Ependymoma is a common brain tumor of childhood and can occur anywhere in the nervous system. Although classically described as a single entity, recent research has made it very clear that different areas of ependymoma are totally different diseases. Specifically, these areas are the supratentorial, posterior fossa and spinal compartments. Previous classification has shown that supratentorial ependymoma comprises 3 distinct subgroups, ST-EPN-RELA, ST-EPN-YAP1 and ST-EPN-SE (subependymoma). ST-EPN-RELA has a very poor prognosis and ST-EPN-YAP1 comprises infants with a very good prognosis. However, the vast majority of supratentorial ependymoma are ST-EPN-RELA, and within ST-EPN-RELA there is a wide range of clinical differences leading to a gap in personalized care options. Currently, it is unclear which patients are predicted to do well within this group, and whether there exists established differences that can help guide clinical care. Current therapies include surgery and radiation, but further research such as this project could open new opportunities for therapy and guide the prioritization of clinical trials. The Children's Brain Tumor Network contributed to this project by providing hard-to-acquire tumor DNA, tumor RNA and access to data from the Pediatric Brain Tumor Atlas.
What are the goals of this project?
Researchers will explore the differences between distinct subgroups of ependymoma in an effort to establish personalized therapeutics.
What is the impact of this project?
A greater understanding of ependymoma subtypes will help guide clinical care of pediatric patients, hopefully leading to better outcomes.
Why is the CBTN request important to this project?
The specimens and data necessary to complete this data are rare, making access to such samples and the Pediatric Brain Tumor Atlas necessary to this project.
The Children's Brain Tumor Network contributed to this project by providing tumor DNA, tumor RNA and access to the Pediatric Brain Tumor Atlas.
Vijay Ramaswamy, MD, PhD, FRCPC
My overall research focus is the translational genomics of medulloblastoma and ependymoma with a focus on recurrent disease. My previous and ongoing work has been primarily to apply clinical correlates to recent genomic findings, with an overarching goal of identifying new and more robust risk strat

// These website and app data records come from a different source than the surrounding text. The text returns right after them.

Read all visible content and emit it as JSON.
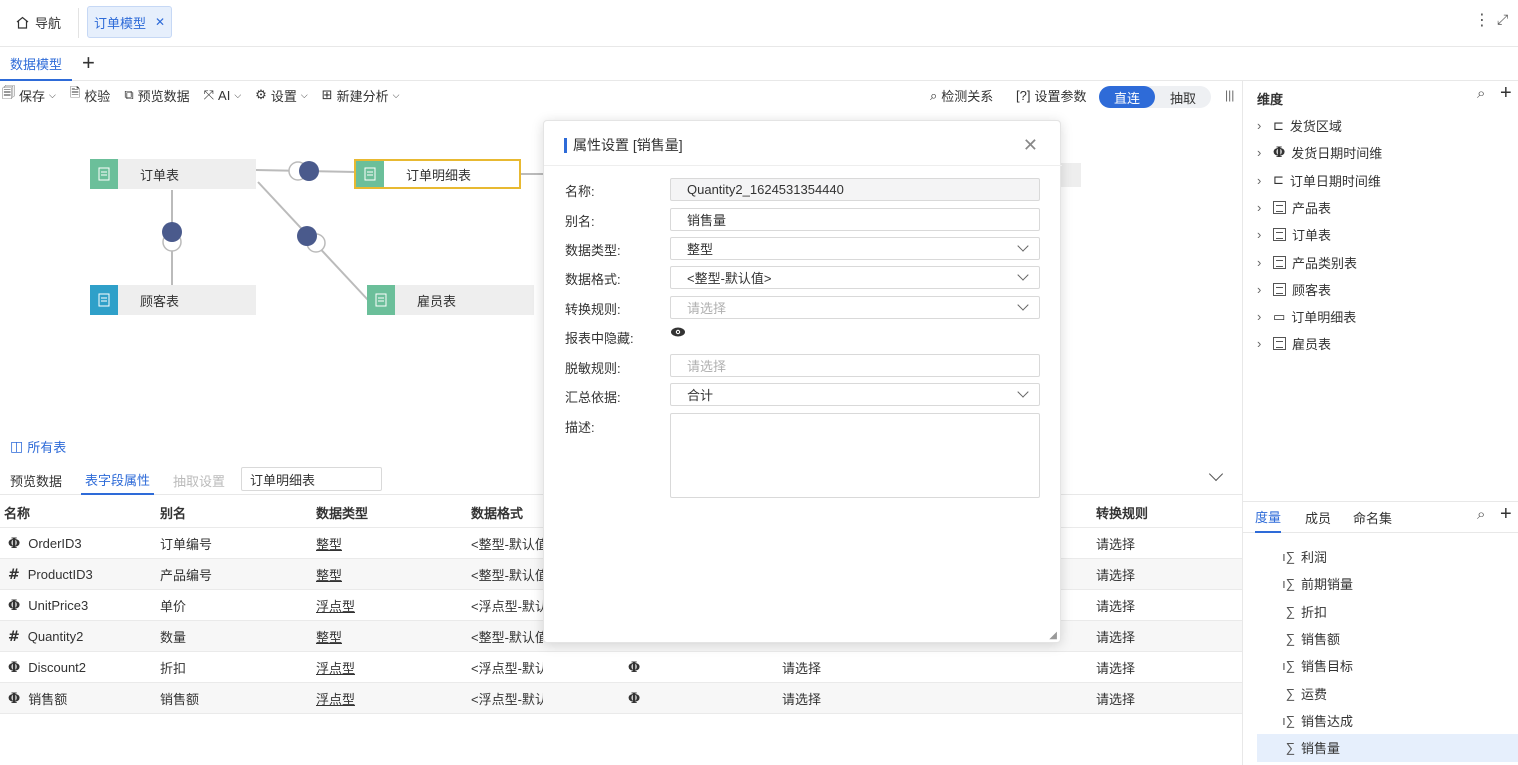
{
  "topbar": {
    "nav_label": "导航",
    "active_tab": "订单模型"
  },
  "model_tabs": {
    "active": "数据模型",
    "add": "+"
  },
  "toolbar": {
    "save": "保存",
    "check": "校验",
    "preview": "预览数据",
    "ai": "AI",
    "settings": "设置",
    "new_analysis": "新建分析",
    "detect": "检测关系",
    "params": "设置参数",
    "mode_direct": "直连",
    "mode_extract": "抽取"
  },
  "diagram": {
    "nodes": [
      "订单表",
      "订单明细表",
      "顾客表",
      "雇员表"
    ],
    "all_tables": "所有表"
  },
  "bottom": {
    "tabs": [
      "预览数据",
      "表字段属性",
      "抽取设置"
    ],
    "table_input": "订单明细表",
    "headers": [
      "名称",
      "别名",
      "数据类型",
      "数据格式",
      "转换规则"
    ],
    "rows": [
      {
        "icon": "Φ",
        "name": "OrderID3",
        "alias": "订单编号",
        "type": "整型",
        "format": "<整型-默认值",
        "col5": "",
        "col6": "",
        "rule": "请选择"
      },
      {
        "icon": "#",
        "name": "ProductID3",
        "alias": "产品编号",
        "type": "整型",
        "format": "<整型-默认值",
        "col5": "",
        "col6": "",
        "rule": "请选择"
      },
      {
        "icon": "Φ",
        "name": "UnitPrice3",
        "alias": "单价",
        "type": "浮点型",
        "format": "<浮点型-默认",
        "col5": "",
        "col6": "",
        "rule": "请选择"
      },
      {
        "icon": "#",
        "name": "Quantity2",
        "alias": "数量",
        "type": "整型",
        "format": "<整型-默认值",
        "col5": "",
        "col6": "",
        "rule": "请选择"
      },
      {
        "icon": "Φ",
        "name": "Discount2",
        "alias": "折扣",
        "type": "浮点型",
        "format": "<浮点型-默认值>",
        "col5": "Φ",
        "col6": "请选择",
        "rule": "请选择"
      },
      {
        "icon": "Φ",
        "name": "销售额",
        "alias": "销售额",
        "type": "浮点型",
        "format": "<浮点型-默认值>",
        "col5": "Φ",
        "col6": "请选择",
        "rule": "请选择"
      }
    ]
  },
  "dialog": {
    "title": "属性设置 [销售量]",
    "fields": {
      "name_label": "名称:",
      "name_value": "Quantity2_1624531354440",
      "alias_label": "别名:",
      "alias_value": "销售量",
      "type_label": "数据类型:",
      "type_value": "整型",
      "format_label": "数据格式:",
      "format_value": "<整型-默认值>",
      "rule_label": "转换规则:",
      "rule_placeholder": "请选择",
      "hide_label": "报表中隐藏:",
      "mask_label": "脱敏规则:",
      "mask_placeholder": "请选择",
      "agg_label": "汇总依据:",
      "agg_value": "合计",
      "desc_label": "描述:"
    }
  },
  "right_panel": {
    "dim_title": "维度",
    "dimensions": [
      {
        "label": "发货区域",
        "icon": "hierarchy-icon"
      },
      {
        "label": "发货日期时间维",
        "icon": "date-dim-icon"
      },
      {
        "label": "订单日期时间维",
        "icon": "hierarchy-icon"
      },
      {
        "label": "产品表",
        "icon": "table-icon"
      },
      {
        "label": "订单表",
        "icon": "table-icon"
      },
      {
        "label": "产品类别表",
        "icon": "table-edit-icon"
      },
      {
        "label": "顾客表",
        "icon": "table-icon"
      },
      {
        "label": "订单明细表",
        "icon": "folder-icon"
      },
      {
        "label": "雇员表",
        "icon": "table-icon"
      }
    ],
    "measure_tabs": [
      "度量",
      "成员",
      "命名集"
    ],
    "measures": [
      {
        "label": "利润",
        "calc": true
      },
      {
        "label": "前期销量",
        "calc": true
      },
      {
        "label": "折扣",
        "calc": false
      },
      {
        "label": "销售额",
        "calc": false
      },
      {
        "label": "销售目标",
        "calc": true
      },
      {
        "label": "运费",
        "calc": false
      },
      {
        "label": "销售达成",
        "calc": true
      },
      {
        "label": "销售量",
        "calc": false
      }
    ]
  },
  "colors": {
    "accent": "#2e6bd8",
    "highlight": "#e02020",
    "node_green": "#6bbf9a",
    "node_blue": "#2fa0c9",
    "connector": "#4a5a8c"
  }
}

Ependymomas arise from ependymal cells that line the ventricles and passageways in the brain and the center of the spinal cord. Ependymal cells produce cerebrospinal fluid (CSF). These tumors are classified as supratentorial or infratentorial. In children, most ependymomas are infratentorial tumors